The Holocaust was the period from 1941 to 1945 during which 6 million Jews were killed because of anti-Semite Adolf Hitler, leader of the Nazi regime in Germany. Hitler chose to persecute this group in order to preserve what he perceived as racial purity for future generations, the concept of eugenics.
At first, Hitler used a combination of science and his own beliefs to justify his persecutions, putting legal restrictions on Jews. The infamous Nuremberg Laws of 1925 excluded Jews from society in Germany.
Jews tried to escape Hitler’s regime, but were unable. In 1938, the violence started as German Ernst vom Rath was killed by Hershel Grynszpan, a Jewish boy. Some Nazis believed this justified killing Jews, and during a night known as Kristallnacht, when these Nazis destroyed massive amounts of Jewish property, 30,000 Jews ended up in concentration camps.
Jews were sent to live in ghettos, and from there, were sent to death camps, where death was a highly likely outcome. One of the most infamous concentration camps was known as Auschwitz.
Later, Jews in concentration camps would be killed by various terrible methods: some starved or fell ill, other were shot, others were in slave labor until their death, and others were killed with gas. This was known as Nazi Germany’s “final solution” to the problem of Jews.
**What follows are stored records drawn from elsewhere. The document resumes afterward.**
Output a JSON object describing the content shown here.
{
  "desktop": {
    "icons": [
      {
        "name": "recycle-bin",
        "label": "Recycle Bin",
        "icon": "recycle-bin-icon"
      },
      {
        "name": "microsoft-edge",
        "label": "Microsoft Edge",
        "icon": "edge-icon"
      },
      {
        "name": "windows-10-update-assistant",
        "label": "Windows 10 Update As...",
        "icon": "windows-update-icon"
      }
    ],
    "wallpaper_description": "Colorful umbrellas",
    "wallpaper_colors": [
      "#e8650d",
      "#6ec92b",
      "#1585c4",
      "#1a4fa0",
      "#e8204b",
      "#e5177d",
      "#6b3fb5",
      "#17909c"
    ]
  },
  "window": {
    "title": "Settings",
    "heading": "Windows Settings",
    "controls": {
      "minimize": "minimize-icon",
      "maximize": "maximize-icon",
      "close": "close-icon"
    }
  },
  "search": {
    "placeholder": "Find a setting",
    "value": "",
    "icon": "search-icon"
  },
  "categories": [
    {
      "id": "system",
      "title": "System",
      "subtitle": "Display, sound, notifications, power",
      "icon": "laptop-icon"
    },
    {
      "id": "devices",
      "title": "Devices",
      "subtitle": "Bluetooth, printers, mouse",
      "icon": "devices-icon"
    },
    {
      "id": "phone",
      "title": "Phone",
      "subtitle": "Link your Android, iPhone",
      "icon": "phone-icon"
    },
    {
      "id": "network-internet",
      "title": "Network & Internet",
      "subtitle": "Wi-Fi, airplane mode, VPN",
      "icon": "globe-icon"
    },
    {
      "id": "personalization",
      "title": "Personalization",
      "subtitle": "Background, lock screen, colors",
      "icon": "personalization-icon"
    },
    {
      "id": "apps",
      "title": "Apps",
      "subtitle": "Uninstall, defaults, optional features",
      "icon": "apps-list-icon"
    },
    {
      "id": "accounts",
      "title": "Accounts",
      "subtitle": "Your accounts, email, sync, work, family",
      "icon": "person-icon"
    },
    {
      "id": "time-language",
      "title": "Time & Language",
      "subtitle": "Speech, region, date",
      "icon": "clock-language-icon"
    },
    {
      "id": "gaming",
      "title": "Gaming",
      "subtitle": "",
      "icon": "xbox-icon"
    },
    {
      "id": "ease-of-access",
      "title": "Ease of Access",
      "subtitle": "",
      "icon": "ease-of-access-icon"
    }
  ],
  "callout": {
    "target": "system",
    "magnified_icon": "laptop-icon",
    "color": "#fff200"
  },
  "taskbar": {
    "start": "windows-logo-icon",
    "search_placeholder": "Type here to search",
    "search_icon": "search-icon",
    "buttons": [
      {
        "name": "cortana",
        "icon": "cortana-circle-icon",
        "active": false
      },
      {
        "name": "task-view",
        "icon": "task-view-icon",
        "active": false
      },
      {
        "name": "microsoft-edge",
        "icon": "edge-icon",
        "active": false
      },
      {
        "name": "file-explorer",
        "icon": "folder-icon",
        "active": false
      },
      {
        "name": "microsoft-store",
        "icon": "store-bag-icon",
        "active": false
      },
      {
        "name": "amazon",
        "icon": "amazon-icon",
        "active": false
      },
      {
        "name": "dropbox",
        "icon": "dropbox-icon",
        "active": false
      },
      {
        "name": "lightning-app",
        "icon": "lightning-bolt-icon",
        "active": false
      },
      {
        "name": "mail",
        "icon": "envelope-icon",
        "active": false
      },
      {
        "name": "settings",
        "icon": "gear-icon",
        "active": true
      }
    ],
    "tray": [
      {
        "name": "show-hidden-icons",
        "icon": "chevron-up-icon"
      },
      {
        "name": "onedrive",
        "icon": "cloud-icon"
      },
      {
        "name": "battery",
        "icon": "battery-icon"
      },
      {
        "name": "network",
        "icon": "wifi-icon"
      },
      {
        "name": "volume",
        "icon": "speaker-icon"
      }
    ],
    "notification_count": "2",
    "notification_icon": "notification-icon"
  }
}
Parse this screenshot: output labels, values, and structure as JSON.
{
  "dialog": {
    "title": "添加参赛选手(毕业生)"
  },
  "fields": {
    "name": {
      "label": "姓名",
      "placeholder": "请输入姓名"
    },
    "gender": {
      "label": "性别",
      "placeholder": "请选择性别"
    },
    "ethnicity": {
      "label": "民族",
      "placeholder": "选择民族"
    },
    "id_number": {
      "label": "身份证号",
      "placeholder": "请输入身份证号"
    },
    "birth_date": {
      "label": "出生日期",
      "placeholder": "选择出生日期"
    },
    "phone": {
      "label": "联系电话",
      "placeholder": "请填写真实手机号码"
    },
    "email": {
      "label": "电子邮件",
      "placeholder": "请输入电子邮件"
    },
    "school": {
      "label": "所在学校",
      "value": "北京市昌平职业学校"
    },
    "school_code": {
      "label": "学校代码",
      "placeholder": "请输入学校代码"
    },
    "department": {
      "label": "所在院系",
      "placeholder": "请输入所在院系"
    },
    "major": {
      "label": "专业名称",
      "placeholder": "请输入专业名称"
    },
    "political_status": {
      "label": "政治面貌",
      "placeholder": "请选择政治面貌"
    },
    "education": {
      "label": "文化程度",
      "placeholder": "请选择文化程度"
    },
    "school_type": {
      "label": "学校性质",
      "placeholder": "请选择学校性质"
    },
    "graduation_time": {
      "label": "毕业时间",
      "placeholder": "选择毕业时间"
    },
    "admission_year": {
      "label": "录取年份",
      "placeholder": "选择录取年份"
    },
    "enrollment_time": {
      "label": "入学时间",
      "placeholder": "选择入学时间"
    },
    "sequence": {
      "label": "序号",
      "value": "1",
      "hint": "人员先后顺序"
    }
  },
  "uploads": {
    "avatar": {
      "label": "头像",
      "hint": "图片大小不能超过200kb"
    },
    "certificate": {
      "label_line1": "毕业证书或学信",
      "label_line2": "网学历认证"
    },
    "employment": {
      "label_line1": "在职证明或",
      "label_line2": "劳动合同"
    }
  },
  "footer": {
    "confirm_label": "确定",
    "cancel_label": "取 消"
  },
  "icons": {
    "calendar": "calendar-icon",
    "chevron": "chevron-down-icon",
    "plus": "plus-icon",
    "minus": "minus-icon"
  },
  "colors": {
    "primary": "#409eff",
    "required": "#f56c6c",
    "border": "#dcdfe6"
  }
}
Upon arrival at the concentration camps, personal possessions and clothes were destroyed, and many were killed immediately; however, those younger were used for slave labor.
WWII would bring an end to this senseless killing. Between 1944 and 1945, the concentration camps were gradually released, and the Nazis defeated.
Author Primo Levi, a survivor of the Holocaust, wrote about life in a concentration camp: “We lay in a world of death and phantoms. The last trace of civilization had vanished around and inside us.”